This talk will introduce the aims of OPR, especially in its relation to the broader open science agenda, and through critical discussion of its key traits (open identities, open reports, and open participation), and the various ways in which they can be combined to modify journal review processes, especially reflecting on progress made in the last years. Results from various strands of work using both qualitative and quantitative approaches will be presented.
The talk will present definitions of OPR, guidelines for implementation, and critical reflection of the advantages and disadvantages. The latter will include presentation of first results from a new systematic review of evidence on OPR uptake, attitudes, and efficacy to synthesize what we know on what works in which circumstances, reflect on important barriers to further implementation, and call for research on key areas where more evidence is needed.
Open peer review is growing fast, yet key questions regarding uptake and efficacy persist. As a community, we need to be open to these challenges and commit to shared research to address these questions.
1. Tennant JP, Ross-Hellauer T. The limitations to our understanding of peer review. Res Integ Peer Rev. Published online April 30, 2020. doi:10.1186/s41073-020-00092-1
2. Ross-Hellauer T, Görögh E. Guidelines for open peer review implementation. Res Integ Peer Rev. Published online February 27, 2019. doi:10.1186/s41073-019-0063-9
3. Ross-Hellauer T. What is open peer review? a systematic review. F1000Research. Published online April 27, 2017. doi:10.12688/f1000research.11369.2
1Open and Reproducible Research Group, Graz University of Technology, Graz, Austria, email@example.com;
2 Know-Center GmbH, Graz, Austria
Conflict of Interest Disclosures

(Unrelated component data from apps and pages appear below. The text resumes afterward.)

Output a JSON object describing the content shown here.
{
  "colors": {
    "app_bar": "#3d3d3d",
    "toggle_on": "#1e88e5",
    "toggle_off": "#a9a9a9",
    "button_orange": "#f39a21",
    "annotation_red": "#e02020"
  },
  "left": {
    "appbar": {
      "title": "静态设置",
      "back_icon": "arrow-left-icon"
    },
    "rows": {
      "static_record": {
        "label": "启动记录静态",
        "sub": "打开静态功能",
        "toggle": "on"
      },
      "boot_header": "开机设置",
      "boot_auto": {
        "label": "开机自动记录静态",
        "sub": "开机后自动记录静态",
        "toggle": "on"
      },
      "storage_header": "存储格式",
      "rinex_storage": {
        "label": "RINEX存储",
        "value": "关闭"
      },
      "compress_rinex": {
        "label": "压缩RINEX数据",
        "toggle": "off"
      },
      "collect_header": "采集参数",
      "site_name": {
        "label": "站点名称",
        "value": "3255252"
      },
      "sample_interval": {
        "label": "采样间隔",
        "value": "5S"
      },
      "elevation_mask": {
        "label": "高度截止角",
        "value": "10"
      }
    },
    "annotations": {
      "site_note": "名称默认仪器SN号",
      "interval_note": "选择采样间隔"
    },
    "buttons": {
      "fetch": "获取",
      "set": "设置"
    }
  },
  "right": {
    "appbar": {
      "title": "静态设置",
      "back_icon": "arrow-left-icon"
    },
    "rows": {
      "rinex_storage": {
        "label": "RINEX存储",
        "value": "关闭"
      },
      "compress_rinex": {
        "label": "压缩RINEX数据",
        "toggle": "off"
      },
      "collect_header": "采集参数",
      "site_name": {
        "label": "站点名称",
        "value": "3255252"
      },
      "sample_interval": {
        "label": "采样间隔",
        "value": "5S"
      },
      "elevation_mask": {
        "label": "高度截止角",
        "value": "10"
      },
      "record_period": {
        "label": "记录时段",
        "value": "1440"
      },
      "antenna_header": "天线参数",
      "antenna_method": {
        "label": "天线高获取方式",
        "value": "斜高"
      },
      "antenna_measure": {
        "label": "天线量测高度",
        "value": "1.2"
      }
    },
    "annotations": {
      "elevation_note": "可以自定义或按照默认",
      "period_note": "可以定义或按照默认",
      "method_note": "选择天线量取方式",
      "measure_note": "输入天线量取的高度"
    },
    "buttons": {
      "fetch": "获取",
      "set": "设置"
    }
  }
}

This presentation reports findings from a range of articles produced by the author between 2017 and 2022 in collaboration with coauthors Serge Horbach, Jon Tennant, Birgit Schmidt, and Edith Görögh, whose contributions the author gratefully acknowledges